The viewer sees the moving tennis court only 1/2 as long due to length contraction, by the time the light has reached the end of the stationary tennis court the seemingly short moving court has moved on.
By the time the light reaches the end of the stationary tennis court the end of the moving court has moved on.
The light eventually catches the end of the moving court at position
x = 3.8 and time = 3.8
so that the speed the observer sees in the moving frame is c = x/t = 3.8/3.8 = 1
The light travels at the speed of light.
We can check the answer, the light starts at time 0 and at x = 0 while the end of the moving court starts at time 0 at x = 0.5 moving at v = 0.87 c
The two meet when t = 0.5 + 0.87 t or when t = 0.5/0.13 = 3.7 s at which time the light has traveled to x = 3.7 light seconds.
The observer in the moving frame sees event 2
at x' = 0.26 and t' = 0.26

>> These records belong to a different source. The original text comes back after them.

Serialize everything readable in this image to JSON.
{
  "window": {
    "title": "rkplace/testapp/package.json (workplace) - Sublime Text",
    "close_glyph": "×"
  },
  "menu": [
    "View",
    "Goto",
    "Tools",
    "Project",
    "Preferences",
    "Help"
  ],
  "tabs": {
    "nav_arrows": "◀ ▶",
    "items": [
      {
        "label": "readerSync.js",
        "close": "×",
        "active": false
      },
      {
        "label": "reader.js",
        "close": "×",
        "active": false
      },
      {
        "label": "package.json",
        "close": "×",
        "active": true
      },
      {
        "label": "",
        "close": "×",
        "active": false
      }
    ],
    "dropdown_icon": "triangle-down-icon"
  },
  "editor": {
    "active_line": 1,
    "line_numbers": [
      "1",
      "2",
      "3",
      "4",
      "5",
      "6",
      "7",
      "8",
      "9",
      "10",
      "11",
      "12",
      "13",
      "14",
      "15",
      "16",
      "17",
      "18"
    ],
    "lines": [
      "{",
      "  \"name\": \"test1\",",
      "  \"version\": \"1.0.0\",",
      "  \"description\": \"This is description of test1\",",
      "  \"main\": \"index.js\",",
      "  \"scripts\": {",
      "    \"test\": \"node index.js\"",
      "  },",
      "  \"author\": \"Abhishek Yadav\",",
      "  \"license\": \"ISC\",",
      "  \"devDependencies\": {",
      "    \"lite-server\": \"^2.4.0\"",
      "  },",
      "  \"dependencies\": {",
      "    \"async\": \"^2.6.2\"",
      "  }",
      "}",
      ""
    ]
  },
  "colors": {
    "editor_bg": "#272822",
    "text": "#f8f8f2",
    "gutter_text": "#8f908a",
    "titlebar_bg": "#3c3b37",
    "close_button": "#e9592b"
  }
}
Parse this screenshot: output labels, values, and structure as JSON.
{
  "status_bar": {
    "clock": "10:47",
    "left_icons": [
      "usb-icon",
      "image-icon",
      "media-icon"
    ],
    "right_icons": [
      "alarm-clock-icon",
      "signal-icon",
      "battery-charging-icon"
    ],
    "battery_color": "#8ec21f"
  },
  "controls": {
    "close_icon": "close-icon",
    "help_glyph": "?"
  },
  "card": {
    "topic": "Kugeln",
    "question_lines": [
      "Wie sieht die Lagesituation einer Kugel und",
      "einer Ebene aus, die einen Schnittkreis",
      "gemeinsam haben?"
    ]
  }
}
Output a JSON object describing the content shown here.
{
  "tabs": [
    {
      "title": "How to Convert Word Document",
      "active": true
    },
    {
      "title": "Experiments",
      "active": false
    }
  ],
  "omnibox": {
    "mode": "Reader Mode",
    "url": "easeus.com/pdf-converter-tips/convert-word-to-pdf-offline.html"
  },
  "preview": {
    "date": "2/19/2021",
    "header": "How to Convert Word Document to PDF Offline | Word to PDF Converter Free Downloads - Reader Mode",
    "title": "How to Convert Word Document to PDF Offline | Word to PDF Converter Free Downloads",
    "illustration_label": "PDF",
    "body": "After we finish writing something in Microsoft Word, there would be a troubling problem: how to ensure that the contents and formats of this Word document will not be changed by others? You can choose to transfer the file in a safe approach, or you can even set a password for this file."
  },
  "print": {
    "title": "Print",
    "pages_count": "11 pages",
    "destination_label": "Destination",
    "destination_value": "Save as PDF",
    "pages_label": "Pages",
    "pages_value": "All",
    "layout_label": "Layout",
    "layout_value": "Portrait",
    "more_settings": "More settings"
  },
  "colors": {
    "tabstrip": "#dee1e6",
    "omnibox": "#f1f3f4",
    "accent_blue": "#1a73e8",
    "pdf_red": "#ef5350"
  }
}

The frame of the light server seems to be moving leftward at 0.87 c, it is also length contracted to half its original rest length. The light pulse is seen to arrive at the end of the court after only t' = 0.26 s having moved only x' = 0.26 light seconds of distance.
so that the speed the moving observer sees in the stationary frame is c = x'/t' = 0.26/0.26 = 1
Everyone agrees that their measurement of length and time in moving frames change to keep the speed of light a constant.
To calculate these events as viewed in a different frame I used a Lorentz transformation.
The Lorentz transformation of an event at position x and time t in one stationary frame to another frame moving at speed v in the xdirection, i.e. to an event at position x' and time t' is
x' = g (x  vt), t' = g (t  vx/c^2)
where g = 1/(1v^2/c^2)^0.5
and from the moving frame to the stationary frame
x = g (x' + vt'), t = g (t' + vx'/c^2)
What you might expect if you didn't know relativity.
The photon leaves the origin of both frames traveling at the speed of light.
In the rest frame it reaches the end of the court after 1 second traveling 1 light second in distance at a speed of light = 1.
However, the moving frame end has moved on. It started at time = 0 at x = 1 and then moved at a speed v = 0.87 c.
The light reaches the end of the moving court when c t = 1 + 0.87 ct with c=1
the light reaches the end at t = 7.5 s.
You would expect a person in the moving frame to see the light cover the distance of 1 in 7.5 s for a speed of 1/7.5 = 0.13 c.
This is not what happens. You actually see the length of the moving court shrink to 1/2 its rest length and you also see clocks in the moving frame run slower so that as shown above the speed of light in the moving frame is actually 1.
Is just electricity viewed in a moving frame of reference.
Examples of time changes
Muon
jet flight, 1971 707
satellite GPS
Scientific Explorations with Paul Doherty 

15 April 2005